Learning to manipulate
In his book, Human Compatible, Stuart Russell makes what seems like a very strong claim about content-selection algorithms for social media. Russell writes:
Typically, such algorithms are designed to maximize click-through, that is, the probability that the user clicks on presented items. The solution is simply to present items that the user likes to click on, right? Wrong. The solution is to change the user’s preferences so that they become more predictable. A more predictable user can be fed items that they are likely to click on, thereby generating more revenue. … Like any rational entity, the algorithm learns how to modify the state of its environment–in this case, the user’s mind–in order to maximize its own reward.
The likening of recommendation systems to rational entities aside, the idea that we are being influenced by algorithmic content selection is not a particularly controversial claim.
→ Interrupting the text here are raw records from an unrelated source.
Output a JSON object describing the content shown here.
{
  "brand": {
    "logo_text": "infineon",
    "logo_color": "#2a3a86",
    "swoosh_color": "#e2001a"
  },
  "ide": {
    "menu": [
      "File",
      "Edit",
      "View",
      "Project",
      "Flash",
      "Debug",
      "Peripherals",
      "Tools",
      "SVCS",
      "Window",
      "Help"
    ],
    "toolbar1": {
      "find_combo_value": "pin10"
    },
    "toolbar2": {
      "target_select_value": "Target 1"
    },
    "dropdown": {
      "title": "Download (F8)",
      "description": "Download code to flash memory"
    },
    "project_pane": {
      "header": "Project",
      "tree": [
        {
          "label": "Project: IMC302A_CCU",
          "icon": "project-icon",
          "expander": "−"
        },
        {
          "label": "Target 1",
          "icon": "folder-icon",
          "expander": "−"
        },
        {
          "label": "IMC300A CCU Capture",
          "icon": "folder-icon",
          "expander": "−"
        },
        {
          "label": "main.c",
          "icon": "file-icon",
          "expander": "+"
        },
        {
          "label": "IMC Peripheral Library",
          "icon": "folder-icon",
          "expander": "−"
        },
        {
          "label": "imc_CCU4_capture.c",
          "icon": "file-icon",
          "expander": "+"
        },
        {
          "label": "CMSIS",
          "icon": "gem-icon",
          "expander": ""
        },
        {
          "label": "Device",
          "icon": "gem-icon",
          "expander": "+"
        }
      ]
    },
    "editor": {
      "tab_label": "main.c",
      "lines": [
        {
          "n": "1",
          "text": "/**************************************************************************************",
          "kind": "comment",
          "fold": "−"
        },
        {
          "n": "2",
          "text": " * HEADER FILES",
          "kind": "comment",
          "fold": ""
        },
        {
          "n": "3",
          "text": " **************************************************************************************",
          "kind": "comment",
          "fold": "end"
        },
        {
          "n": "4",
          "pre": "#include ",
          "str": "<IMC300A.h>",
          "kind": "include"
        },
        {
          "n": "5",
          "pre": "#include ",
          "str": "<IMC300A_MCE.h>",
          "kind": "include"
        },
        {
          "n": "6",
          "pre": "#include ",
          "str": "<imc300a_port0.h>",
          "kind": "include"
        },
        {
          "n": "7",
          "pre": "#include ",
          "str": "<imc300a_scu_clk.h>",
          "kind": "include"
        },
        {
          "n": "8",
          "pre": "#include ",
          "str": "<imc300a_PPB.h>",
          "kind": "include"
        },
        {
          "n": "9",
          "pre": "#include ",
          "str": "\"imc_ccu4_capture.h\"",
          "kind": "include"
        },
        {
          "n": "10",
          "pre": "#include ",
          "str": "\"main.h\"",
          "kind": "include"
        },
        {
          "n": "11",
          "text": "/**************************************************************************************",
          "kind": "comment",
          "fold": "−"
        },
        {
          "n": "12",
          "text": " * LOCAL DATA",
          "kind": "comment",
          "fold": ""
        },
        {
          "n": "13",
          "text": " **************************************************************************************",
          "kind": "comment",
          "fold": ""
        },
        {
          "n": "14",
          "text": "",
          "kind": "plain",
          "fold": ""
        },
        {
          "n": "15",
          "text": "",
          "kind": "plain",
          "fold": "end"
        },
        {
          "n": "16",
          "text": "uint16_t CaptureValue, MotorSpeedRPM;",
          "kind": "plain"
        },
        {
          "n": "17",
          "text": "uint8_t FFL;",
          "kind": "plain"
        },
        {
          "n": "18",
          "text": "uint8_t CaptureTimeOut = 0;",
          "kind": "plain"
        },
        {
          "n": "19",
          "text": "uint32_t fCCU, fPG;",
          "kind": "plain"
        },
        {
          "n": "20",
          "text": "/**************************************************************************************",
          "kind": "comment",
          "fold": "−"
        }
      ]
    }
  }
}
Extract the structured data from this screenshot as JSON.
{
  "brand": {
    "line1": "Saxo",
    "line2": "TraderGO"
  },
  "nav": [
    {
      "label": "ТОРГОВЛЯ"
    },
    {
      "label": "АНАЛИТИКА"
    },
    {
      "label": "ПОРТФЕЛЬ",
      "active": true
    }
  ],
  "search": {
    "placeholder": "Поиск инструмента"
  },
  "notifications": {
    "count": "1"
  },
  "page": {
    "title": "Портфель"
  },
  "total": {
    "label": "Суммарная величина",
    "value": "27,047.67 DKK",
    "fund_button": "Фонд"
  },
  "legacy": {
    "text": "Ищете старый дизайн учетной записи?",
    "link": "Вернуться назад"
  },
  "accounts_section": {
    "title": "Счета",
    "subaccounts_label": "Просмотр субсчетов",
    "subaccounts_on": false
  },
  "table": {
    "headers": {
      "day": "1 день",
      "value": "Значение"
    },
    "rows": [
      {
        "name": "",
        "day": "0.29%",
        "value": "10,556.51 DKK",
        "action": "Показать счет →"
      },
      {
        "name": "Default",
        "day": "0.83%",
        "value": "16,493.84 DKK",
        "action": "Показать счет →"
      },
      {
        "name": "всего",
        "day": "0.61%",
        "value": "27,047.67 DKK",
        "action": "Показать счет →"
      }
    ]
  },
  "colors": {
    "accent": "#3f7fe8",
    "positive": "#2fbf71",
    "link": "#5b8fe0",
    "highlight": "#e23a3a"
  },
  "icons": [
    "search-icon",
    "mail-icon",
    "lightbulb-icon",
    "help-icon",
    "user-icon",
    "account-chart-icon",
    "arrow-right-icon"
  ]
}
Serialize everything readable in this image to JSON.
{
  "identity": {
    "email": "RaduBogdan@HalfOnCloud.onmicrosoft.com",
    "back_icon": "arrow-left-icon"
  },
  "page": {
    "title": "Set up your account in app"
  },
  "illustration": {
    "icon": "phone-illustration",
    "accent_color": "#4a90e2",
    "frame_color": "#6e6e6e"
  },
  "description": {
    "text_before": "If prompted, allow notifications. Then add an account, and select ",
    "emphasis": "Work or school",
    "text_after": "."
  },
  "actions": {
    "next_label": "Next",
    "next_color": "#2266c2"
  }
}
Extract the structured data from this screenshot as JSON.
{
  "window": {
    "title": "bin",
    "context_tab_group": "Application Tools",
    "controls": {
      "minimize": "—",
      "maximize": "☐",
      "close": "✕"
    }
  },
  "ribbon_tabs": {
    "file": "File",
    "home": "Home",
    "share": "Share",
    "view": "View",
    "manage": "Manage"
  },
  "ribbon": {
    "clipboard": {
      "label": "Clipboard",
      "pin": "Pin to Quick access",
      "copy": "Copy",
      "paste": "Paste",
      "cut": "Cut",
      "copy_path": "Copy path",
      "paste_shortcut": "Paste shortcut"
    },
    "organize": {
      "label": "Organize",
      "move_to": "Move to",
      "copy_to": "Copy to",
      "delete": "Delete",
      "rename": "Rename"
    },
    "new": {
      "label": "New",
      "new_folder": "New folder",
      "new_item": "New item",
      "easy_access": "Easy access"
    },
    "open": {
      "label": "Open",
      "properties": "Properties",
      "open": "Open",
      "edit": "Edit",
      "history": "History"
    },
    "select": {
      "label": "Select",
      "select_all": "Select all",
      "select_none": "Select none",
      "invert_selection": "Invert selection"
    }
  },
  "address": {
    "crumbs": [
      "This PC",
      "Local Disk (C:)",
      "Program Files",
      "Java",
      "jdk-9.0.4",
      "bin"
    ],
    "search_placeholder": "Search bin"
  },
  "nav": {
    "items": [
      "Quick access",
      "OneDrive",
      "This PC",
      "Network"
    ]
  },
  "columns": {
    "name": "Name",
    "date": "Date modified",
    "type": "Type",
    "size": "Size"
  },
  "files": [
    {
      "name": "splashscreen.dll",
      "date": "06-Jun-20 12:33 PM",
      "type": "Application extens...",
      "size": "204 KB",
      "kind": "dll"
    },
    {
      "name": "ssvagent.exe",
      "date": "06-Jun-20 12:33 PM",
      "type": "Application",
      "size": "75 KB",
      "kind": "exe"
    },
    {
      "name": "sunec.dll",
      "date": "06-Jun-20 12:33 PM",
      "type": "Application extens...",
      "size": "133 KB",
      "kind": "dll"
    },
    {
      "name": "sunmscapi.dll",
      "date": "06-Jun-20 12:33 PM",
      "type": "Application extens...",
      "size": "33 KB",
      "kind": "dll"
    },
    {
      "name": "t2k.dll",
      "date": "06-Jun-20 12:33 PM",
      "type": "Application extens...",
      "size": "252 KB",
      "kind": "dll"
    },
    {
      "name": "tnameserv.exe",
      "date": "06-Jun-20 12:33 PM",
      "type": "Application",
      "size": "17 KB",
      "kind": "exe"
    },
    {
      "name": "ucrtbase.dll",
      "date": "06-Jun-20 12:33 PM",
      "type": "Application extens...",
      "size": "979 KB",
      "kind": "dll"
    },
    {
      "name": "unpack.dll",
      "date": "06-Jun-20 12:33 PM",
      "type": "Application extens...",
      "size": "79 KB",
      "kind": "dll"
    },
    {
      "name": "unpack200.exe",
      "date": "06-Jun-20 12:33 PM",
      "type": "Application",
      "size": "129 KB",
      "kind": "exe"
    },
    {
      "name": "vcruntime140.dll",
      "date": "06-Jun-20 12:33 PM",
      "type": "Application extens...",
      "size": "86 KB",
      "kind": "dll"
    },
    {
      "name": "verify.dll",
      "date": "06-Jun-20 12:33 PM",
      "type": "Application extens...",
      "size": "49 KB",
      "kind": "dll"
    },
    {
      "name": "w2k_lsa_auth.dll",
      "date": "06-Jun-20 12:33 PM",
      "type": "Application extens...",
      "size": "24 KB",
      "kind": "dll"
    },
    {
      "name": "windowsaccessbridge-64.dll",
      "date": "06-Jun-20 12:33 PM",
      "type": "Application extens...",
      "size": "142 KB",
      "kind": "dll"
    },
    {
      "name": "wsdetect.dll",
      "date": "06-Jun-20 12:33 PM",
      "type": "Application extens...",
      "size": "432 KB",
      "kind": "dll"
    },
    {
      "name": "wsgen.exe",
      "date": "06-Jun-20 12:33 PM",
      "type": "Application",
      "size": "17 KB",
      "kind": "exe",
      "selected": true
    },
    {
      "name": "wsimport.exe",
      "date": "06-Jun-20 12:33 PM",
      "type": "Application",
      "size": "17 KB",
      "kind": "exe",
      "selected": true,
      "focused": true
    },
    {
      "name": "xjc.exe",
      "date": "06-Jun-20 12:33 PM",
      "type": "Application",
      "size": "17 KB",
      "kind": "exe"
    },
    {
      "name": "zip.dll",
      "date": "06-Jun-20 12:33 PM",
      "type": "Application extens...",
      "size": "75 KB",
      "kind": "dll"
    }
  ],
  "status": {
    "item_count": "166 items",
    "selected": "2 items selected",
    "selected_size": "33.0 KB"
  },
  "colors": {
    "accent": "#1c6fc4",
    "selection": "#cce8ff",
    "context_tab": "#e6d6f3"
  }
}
But suggesting that these algorithms are explicitly learning to modify our preferences, rather than learning to present things we’re likely to enjoy, is not something I had heard before.
Unfortunately, it’s not clear from the context how seriously we are meant to take this claim. Russell is one of the most notable people in the field of AI research, and runs a lab devoted to such topics, so it’s entirely possible that this claim is based on research being conducted by his own group. On the other hand, the claim is being made in a book for popular consumption, so there is no citation given, and it could perhaps just be speculation.
Searching around, I eventually found a video (“Social Media Algorithms Are Manipulating Human Behavior”) in which Russell repeats the claim, in a slightly more extreme, but also slightly more hedged, form:
You can get more long-run clickthroughs if you change the person into someone who is more predictable, who’s, for example, addicted to a certain kind of violent pornography. And so YouTube can make you into that person by, you know, gradually sending you the gateway drugs and then more and more extreme content. … And so it learns to change people into more extreme, more predictable mainly, but it turns out probably more extreme versions of themselves.
The host, however, quite sensibly asks for clarification: “Why is the person that’s extreme more predictable?”
Only then does Russell explain that,
Well, I think this is an empirical hypothesis on my part, that if you’re more extreme, you have a higher emotional response to content that affirms your current views of the world. … What I’ve described to you seems to be a logical consequence of how the algorithms operate and what they’re trying to maximize, but I don’t have hard empirical evidence that this is really what’s happening to people, because the platforms are pretty opaque.
We can forgive Russell some of his imprecision, given that he is speaking extemporaneously, but this nevertheless makes it absolutely clear that at least some of what he is saying is conjecture on his part, which is information that is sorely missing from the claim in his book (and other places where he has made similar statements).
Breaking this down a bit, I don’t believe there is any evidence (that I am aware of) that content recommendation algorithms have somehow systematically learned to progressively get people “addicted to a certain kind of violent pornography”. Indeed, the whole “radicalization” hypothesis seems to be quite weakly supported, with at least one study of actual user behavior on YouTube finding no trend towards more extreme content or any evidence of recommendations leading to more extreme preferences.
Nevertheless, upon further reflection, I think the core claim that Russell is making (that recommendation systems learn to modify our preferences) is actually true, but in quite a trivial sense.
If we imagine a new user coming to a platform, the recommendation system knows nothing about them (except a weak prior), but there is also a huge amount that the user does not know. For any given person, there is potentially a whole universe of content that they have no preferences about, specifically because they are not even aware that it exists! Thus, at least initially, a good way for a recommendation engine to maximize rewards is to get the user to click on something that a) they are not familiar with, and b) that if they like it, they will watch much more of the same thing. Moreover, this is something that should be fairly easy to learn.
Assuming a new user views something they were previously unfamiliar with, the system can reasonably be said to have changed their preferences, in the sense that they now have at least some preference about it. And if it’s the type of content that has a huge back catalog (such as, say, a prolific podcaster), it will be especially easy to make future recommendations.
In other words, I think it’s fair to say that recommendation systems do learn to modify user preferences, at least to the extent that they learn to suggest content from channels that have the potential to be unfamiliar to some users, and which some number of such people are likely to enjoy. This clearly does not exhaust the space of possibilities, but seems almost certain to be some part of it.
It still seems bizarre to me to suggest, as Russell does, that the recommendation systems don’t learn to suggest content that people will enjoy, as there is also almost certainly at least some of that happening. We can also conclude that Russell is also at least a little bit cavalier in how he presents his hypotheses. But modifying preferences? Absolutely. That’s something that happens every time we engage with any content. It’s just happened to you.